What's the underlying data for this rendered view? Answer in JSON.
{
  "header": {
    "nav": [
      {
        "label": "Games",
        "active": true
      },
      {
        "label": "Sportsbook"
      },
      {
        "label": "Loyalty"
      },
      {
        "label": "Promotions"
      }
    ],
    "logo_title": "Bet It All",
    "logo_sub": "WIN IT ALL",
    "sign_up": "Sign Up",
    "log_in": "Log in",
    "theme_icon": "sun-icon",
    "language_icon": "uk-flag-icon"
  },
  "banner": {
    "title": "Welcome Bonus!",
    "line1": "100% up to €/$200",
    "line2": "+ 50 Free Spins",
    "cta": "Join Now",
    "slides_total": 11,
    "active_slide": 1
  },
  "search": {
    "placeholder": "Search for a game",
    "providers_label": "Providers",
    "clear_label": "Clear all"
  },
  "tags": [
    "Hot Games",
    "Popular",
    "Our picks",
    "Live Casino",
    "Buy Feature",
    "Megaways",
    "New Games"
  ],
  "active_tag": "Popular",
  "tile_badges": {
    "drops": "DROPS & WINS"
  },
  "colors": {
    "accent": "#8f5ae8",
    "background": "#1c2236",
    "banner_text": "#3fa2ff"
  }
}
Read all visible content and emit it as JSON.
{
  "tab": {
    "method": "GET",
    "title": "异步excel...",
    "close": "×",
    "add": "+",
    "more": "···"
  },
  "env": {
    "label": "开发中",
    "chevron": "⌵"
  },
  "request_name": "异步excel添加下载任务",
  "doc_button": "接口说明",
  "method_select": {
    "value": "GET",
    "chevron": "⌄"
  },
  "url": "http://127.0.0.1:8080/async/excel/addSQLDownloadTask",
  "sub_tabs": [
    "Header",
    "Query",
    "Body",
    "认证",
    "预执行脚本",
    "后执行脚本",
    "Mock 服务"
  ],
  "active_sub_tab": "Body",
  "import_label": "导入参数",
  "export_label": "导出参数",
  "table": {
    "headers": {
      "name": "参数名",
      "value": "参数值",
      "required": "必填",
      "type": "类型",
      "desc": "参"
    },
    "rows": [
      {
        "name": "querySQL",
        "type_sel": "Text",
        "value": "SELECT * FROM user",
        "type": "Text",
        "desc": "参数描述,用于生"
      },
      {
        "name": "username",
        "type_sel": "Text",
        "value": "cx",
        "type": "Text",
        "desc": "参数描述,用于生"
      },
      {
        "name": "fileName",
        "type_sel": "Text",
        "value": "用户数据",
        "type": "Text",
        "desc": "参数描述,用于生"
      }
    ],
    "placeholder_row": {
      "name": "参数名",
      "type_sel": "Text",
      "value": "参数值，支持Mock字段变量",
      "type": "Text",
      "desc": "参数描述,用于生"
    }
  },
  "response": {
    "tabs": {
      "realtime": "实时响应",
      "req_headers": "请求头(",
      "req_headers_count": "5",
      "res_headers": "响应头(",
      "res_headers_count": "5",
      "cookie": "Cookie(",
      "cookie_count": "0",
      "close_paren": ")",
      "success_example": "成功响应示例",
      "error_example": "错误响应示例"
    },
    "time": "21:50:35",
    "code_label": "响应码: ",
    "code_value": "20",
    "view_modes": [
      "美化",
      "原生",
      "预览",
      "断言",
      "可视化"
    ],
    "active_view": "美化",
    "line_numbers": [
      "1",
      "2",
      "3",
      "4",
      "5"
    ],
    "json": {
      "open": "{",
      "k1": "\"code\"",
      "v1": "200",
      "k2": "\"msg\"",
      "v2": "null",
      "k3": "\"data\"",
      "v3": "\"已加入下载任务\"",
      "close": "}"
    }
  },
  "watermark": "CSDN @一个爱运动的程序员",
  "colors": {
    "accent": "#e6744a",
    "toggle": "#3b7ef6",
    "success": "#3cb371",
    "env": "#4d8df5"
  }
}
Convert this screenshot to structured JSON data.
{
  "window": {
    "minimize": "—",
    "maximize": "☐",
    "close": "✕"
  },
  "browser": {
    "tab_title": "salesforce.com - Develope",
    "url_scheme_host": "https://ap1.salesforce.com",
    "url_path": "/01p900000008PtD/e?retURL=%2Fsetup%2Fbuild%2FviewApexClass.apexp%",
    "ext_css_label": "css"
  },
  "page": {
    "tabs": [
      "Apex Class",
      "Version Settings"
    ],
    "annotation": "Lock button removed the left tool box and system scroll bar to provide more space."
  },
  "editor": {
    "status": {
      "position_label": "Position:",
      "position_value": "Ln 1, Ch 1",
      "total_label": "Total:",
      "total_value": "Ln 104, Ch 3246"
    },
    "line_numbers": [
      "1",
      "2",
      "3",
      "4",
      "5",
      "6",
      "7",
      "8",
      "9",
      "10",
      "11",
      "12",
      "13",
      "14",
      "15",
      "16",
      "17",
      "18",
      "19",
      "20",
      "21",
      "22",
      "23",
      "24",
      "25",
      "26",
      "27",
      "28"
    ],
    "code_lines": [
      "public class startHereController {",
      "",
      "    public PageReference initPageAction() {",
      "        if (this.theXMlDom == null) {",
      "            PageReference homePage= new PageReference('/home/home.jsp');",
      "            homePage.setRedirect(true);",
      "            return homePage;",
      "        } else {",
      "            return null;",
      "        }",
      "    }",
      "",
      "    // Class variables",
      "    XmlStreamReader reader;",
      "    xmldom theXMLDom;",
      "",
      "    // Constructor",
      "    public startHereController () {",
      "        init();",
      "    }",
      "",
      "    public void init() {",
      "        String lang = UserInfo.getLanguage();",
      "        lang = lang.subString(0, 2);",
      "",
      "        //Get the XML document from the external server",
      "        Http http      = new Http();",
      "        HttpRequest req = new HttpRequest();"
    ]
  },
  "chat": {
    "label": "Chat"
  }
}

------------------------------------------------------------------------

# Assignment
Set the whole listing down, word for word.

# Exercise result
What's the underlying data for this rendered view? Answer in JSON.
{
  "header": {
    "nav": [
      {
        "label": "Games",
        "active": true
      },
      {
        "label": "Sportsbook"
      },
      {
        "label": "Loyalty"
      },
      {
        "label": "Promotions"
      }
    ],
    "logo_title": "Bet It All",
    "logo_sub": "WIN IT ALL",
    "sign_up": "Sign Up",
    "log_in": "Log in",
    "theme_icon": "sun-icon",
    "language_icon": "uk-flag-icon"
  },
  "banner": {
    "title": "Welcome Bonus!",
    "line1": "100% up to €/$200",
    "line2": "+ 50 Free Spins",
    "cta": "Join Now",
    "slides_total": 11,
    "active_slide": 1
  },
  "search": {
    "placeholder": "Search for a game",
    "providers_label": "Providers",
    "clear_label": "Clear all"
  },
  "tags": [
    "Hot Games",
    "Popular",
    "Our picks",
    "Live Casino",
    "Buy Feature",
    "Megaways",
    "New Games"
  ],
  "active_tag": "Popular",
  "tile_badges": {
    "drops": "DROPS & WINS"
  },
  "colors": {
    "accent": "#8f5ae8",
    "background": "#1c2236",
    "banner_text": "#3fa2ff"
  }
}
Read all visible content and emit it as JSON.
{
  "tab": {
    "method": "GET",
    "title": "异步excel...",
    "close": "×",
    "add": "+",
    "more": "···"
  },
  "env": {
    "label": "开发中",
    "chevron": "⌵"
  },
  "request_name": "异步excel添加下载任务",
  "doc_button": "接口说明",
  "method_select": {
    "value": "GET",
    "chevron": "⌄"
  },
  "url": "http://127.0.0.1:8080/async/excel/addSQLDownloadTask",
  "sub_tabs": [
    "Header",
    "Query",
    "Body",
    "认证",
    "预执行脚本",
    "后执行脚本",
    "Mock 服务"
  ],
  "active_sub_tab": "Body",
  "import_label": "导入参数",
  "export_label": "导出参数",
  "table": {
    "headers": {
      "name": "参数名",
      "value": "参数值",
      "required": "必填",
      "type": "类型",
      "desc": "参"
    },
    "rows": [
      {
        "name": "querySQL",
        "type_sel": "Text",
        "value": "SELECT * FROM user",
        "type": "Text",
        "desc": "参数描述,用于生"
      },
      {
        "name": "username",
        "type_sel": "Text",
        "value": "cx",
        "type": "Text",
        "desc": "参数描述,用于生"
      },
      {
        "name": "fileName",
        "type_sel": "Text",
        "value": "用户数据",
        "type": "Text",
        "desc": "参数描述,用于生"
      }
    ],
    "placeholder_row": {
      "name": "参数名",
      "type_sel": "Text",
      "value": "参数值，支持Mock字段变量",
      "type": "Text",
      "desc": "参数描述,用于生"
    }
  },
  "response": {
    "tabs": {
      "realtime": "实时响应",
      "req_headers": "请求头(",
      "req_headers_count": "5",
      "res_headers": "响应头(",
      "res_headers_count": "5",
      "cookie": "Cookie(",
      "cookie_count": "0",
      "close_paren": ")",
      "success_example": "成功响应示例",
      "error_example": "错误响应示例"
    },
    "time": "21:50:35",
    "code_label": "响应码: ",
    "code_value": "20",
    "view_modes": [
      "美化",
      "原生",
      "预览",
      "断言",
      "可视化"
    ],
    "active_view": "美化",
    "line_numbers": [
      "1",
      "2",
      "3",
      "4",
      "5"
    ],
    "json": {
      "open": "{",
      "k1": "\"code\"",
      "v1": "200",
      "k2": "\"msg\"",
      "v2": "null",
      "k3": "\"data\"",
      "v3": "\"已加入下载任务\"",
      "close": "}"
    }
  },
  "watermark": "CSDN @一个爱运动的程序员",
  "colors": {
    "accent": "#e6744a",
    "toggle": "#3b7ef6",
    "success": "#3cb371",
    "env": "#4d8df5"
  }
}
Convert this screenshot to structured JSON data.
{
  "window": {
    "minimize": "—",
    "maximize": "☐",
    "close": "✕"
  },
  "browser": {
    "tab_title": "salesforce.com - Develope",
    "url_scheme_host": "https://ap1.salesforce.com",
    "url_path": "/01p900000008PtD/e?retURL=%2Fsetup%2Fbuild%2FviewApexClass.apexp%",
    "ext_css_label": "css"
  },
  "page": {
    "tabs": [
      "Apex Class",
      "Version Settings"
    ],
    "annotation": "Lock button removed the left tool box and system scroll bar to provide more space."
  },
  "editor": {
    "status": {
      "position_label": "Position:",
      "position_value": "Ln 1, Ch 1",
      "total_label": "Total:",
      "total_value": "Ln 104, Ch 3246"
    },
    "line_numbers": [
      "1",
      "2",
      "3",
      "4",
      "5",
      "6",
      "7",
      "8",
      "9",
      "10",
      "11",
      "12",
      "13",
      "14",
      "15",
      "16",
      "17",
      "18",
      "19",
      "20",
      "21",
      "22",
      "23",
      "24",
      "25",
      "26",
      "27",
      "28"
    ],
    "code_lines": [
      "public class startHereController {",
      "",
      "    public PageReference initPageAction() {",
      "        if (this.theXMlDom == null) {",
      "            PageReference homePage= new PageReference('/home/home.jsp');",
      "            homePage.setRedirect(true);",
      "            return homePage;",
      "        } else {",
      "            return null;",
      "        }",
      "    }",
      "",
      "    // Class variables",
      "    XmlStreamReader reader;",
      "    xmldom theXMLDom;",
      "",
      "    // Constructor",
      "    public startHereController () {",
      "        init();",
      "    }",
      "",
      "    public void init() {",
      "        String lang = UserInfo.getLanguage();",
      "        lang = lang.subString(0, 2);",
      "",
      "        //Get the XML document from the external server",
      "        Http http      = new Http();",
      "        HttpRequest req = new HttpRequest();"
    ]
  },
  "chat": {
    "label": "Chat"
  }
}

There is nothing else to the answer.